§ Exercise goal:
Scan the material and copy every line in which "JSON" appears.

===

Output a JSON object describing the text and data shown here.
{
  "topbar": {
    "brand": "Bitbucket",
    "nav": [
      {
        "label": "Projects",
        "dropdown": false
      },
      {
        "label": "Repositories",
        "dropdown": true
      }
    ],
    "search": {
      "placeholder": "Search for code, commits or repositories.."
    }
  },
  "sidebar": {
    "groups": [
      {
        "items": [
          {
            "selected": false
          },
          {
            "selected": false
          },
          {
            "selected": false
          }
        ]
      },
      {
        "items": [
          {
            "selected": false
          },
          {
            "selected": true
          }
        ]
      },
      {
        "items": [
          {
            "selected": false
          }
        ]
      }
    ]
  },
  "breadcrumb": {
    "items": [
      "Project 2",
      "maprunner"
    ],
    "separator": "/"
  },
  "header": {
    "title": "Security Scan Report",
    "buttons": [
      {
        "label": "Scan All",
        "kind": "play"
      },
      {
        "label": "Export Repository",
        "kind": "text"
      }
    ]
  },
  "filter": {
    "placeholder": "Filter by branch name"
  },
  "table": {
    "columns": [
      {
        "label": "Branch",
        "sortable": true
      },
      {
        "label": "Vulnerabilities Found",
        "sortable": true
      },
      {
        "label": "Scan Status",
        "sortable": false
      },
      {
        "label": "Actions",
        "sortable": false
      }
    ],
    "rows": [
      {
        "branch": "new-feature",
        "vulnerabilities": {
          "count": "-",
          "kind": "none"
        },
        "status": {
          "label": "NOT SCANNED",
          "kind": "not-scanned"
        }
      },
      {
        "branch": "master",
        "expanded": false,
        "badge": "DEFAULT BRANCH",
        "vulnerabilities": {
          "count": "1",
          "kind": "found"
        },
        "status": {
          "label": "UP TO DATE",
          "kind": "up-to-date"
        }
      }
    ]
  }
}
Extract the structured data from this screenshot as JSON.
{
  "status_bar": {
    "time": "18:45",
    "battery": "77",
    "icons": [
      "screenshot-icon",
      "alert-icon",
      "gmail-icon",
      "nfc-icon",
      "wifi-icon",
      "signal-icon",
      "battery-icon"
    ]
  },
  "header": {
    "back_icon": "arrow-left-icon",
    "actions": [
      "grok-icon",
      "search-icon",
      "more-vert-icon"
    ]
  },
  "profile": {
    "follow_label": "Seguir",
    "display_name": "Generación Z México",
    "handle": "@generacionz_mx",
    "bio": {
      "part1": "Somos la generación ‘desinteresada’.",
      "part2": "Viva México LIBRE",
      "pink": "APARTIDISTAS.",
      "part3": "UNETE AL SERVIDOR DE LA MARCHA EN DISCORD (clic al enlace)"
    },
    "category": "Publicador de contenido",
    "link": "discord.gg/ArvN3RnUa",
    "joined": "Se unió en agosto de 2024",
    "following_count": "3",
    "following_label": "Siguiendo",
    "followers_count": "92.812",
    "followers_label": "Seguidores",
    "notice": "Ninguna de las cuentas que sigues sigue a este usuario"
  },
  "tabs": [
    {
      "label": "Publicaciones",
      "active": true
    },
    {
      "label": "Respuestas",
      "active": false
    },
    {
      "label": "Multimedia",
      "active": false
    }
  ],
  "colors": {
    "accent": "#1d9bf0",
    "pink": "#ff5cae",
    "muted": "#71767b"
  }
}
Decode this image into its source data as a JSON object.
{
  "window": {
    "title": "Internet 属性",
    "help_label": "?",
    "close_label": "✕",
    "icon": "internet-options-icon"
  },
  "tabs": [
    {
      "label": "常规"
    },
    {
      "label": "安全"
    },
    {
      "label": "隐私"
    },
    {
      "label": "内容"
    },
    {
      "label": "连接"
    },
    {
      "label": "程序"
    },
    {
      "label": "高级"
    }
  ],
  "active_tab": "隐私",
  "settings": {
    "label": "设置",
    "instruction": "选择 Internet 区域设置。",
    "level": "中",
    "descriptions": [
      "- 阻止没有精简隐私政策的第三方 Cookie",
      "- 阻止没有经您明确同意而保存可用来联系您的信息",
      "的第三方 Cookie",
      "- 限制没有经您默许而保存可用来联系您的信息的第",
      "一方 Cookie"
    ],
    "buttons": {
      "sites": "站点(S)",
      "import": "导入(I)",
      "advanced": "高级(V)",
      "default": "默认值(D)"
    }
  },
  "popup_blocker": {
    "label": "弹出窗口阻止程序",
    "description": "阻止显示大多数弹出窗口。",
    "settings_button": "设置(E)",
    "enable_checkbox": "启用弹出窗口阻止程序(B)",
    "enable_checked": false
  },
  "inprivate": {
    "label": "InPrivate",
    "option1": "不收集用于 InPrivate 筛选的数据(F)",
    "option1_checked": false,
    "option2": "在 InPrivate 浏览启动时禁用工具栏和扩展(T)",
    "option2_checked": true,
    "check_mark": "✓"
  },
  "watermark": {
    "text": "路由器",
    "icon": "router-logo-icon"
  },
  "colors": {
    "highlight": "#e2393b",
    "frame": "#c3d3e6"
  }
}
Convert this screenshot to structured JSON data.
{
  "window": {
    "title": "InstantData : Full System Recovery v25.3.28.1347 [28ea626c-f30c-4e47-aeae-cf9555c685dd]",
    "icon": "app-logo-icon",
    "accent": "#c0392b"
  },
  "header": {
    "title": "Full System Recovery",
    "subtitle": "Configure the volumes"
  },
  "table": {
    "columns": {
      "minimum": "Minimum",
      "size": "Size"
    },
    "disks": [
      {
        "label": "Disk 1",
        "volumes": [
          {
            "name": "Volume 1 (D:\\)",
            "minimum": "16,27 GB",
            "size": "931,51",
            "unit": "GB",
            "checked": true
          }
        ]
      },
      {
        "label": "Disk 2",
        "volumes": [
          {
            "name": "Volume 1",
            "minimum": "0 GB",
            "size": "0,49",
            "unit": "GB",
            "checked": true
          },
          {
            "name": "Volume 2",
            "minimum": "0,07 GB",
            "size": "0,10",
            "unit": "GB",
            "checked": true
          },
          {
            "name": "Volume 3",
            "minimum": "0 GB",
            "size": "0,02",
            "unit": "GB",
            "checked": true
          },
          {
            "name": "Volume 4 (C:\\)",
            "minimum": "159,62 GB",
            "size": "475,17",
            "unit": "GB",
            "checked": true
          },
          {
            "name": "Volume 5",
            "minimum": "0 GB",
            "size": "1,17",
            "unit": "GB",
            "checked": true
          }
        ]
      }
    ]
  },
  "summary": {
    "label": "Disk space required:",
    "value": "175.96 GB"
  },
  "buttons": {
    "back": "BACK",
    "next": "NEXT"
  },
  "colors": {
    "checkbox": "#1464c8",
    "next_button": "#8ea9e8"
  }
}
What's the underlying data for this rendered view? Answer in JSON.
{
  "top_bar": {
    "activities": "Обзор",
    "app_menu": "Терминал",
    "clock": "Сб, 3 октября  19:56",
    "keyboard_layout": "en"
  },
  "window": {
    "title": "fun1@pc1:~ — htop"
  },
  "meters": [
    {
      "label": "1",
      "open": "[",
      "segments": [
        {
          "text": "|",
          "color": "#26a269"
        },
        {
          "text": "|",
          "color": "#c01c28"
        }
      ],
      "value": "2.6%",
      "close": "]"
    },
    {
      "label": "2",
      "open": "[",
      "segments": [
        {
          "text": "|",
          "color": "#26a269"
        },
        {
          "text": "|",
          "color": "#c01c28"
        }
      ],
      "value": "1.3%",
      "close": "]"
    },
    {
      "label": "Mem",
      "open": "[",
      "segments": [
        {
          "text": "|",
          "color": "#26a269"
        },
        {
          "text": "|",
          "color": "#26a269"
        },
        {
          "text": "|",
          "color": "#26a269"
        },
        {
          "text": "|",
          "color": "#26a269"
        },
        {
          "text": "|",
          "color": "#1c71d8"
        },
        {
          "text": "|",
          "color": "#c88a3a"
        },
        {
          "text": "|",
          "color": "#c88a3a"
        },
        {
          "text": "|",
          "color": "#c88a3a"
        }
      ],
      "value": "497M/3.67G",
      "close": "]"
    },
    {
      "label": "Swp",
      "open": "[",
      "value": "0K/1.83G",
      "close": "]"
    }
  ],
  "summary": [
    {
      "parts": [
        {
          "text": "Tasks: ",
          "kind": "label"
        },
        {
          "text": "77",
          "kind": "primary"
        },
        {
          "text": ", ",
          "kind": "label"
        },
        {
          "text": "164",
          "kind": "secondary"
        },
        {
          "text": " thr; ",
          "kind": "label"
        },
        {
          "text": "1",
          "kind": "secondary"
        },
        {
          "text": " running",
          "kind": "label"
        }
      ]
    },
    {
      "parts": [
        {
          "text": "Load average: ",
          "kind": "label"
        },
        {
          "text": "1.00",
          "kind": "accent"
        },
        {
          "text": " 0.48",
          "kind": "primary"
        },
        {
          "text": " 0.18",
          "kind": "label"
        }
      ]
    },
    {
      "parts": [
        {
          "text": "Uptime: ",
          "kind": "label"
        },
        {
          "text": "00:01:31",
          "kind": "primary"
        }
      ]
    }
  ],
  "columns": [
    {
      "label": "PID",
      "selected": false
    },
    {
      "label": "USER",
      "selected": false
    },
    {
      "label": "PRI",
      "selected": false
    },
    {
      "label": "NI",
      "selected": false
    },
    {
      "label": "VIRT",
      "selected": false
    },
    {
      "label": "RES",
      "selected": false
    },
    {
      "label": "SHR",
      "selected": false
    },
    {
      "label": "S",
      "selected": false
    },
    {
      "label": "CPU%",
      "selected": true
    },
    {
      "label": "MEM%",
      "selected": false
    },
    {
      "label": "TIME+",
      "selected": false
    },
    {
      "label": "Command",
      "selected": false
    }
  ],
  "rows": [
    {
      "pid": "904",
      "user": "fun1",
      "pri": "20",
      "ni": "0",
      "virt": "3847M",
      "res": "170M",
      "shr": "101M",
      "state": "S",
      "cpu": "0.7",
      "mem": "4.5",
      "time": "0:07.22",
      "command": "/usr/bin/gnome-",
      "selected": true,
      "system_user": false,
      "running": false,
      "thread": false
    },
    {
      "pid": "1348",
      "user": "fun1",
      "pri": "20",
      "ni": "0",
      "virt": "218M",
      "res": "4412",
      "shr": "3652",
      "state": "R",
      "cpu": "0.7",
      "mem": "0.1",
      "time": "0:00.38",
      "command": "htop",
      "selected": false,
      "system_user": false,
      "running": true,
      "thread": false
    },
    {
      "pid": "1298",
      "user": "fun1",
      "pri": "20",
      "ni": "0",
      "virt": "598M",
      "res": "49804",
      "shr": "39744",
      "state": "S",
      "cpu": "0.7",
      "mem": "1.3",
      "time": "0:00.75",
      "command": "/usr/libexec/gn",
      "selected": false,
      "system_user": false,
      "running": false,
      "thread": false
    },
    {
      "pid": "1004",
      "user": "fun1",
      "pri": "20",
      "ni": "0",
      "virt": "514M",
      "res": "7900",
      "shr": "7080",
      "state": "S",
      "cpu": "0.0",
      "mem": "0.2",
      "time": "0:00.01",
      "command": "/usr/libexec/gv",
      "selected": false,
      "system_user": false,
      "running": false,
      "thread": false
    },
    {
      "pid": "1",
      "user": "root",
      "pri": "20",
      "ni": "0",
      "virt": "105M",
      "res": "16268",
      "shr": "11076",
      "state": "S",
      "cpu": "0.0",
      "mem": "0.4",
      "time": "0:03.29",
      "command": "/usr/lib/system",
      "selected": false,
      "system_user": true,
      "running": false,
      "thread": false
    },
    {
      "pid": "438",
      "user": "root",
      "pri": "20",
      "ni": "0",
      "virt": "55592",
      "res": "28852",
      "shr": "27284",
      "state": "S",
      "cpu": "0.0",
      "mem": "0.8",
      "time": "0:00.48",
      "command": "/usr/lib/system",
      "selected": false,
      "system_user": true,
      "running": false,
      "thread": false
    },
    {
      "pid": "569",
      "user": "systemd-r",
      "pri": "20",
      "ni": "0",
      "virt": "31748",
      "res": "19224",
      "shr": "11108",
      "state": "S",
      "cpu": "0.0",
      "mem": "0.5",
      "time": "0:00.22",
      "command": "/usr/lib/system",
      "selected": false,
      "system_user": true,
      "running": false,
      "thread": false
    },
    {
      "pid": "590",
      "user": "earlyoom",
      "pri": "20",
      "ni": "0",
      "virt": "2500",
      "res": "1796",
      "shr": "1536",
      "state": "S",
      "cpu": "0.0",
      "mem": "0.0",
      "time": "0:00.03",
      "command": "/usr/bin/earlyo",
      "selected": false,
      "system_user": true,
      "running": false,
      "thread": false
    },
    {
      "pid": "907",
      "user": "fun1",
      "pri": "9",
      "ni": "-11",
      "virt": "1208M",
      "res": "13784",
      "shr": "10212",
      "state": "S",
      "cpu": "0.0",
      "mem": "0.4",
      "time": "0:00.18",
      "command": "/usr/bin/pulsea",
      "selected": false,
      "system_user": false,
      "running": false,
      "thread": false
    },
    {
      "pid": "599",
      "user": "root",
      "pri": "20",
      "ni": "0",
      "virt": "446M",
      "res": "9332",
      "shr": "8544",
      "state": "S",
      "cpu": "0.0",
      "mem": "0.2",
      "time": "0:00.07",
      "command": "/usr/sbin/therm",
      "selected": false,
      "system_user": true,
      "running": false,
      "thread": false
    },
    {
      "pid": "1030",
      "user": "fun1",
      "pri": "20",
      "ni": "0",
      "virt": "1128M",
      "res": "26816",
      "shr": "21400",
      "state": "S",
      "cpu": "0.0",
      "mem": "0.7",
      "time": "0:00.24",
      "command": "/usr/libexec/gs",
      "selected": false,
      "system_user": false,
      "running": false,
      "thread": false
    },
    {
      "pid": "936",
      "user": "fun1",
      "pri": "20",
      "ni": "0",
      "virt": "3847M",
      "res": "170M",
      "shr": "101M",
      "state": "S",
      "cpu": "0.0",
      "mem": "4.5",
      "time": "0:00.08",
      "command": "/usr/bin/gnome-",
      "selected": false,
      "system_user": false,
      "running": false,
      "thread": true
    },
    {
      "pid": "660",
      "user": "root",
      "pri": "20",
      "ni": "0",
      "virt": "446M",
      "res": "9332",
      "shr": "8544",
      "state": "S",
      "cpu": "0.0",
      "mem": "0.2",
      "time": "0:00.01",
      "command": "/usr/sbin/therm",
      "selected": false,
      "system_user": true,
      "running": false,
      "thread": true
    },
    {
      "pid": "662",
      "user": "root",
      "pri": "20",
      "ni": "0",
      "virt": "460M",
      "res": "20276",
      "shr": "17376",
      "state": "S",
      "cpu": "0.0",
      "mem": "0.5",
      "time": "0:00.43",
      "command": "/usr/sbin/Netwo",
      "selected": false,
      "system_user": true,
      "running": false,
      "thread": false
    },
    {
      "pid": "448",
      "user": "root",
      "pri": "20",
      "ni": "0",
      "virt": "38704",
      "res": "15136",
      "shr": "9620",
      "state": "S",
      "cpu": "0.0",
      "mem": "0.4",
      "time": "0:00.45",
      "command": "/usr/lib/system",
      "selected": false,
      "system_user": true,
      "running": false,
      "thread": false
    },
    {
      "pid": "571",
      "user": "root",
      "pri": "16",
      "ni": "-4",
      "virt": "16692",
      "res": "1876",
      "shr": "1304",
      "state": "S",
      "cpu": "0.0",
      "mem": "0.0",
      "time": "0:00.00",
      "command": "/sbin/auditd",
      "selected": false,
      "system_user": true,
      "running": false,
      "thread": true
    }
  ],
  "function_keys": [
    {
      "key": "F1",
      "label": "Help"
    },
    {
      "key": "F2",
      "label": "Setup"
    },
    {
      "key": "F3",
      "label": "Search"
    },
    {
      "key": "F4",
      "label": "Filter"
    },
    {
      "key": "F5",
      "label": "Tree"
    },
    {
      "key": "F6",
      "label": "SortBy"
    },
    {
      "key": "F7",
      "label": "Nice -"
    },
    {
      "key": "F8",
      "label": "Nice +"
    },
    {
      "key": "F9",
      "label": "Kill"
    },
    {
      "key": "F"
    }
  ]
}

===

§ Answer box:
Output a JSON object describing the text and data shown here.
Extract the structured data from this screenshot as JSON.
Decode this image into its source data as a JSON object.
Convert this screenshot to structured JSON data.
What's the underlying data for this rendered view? Answer in JSON.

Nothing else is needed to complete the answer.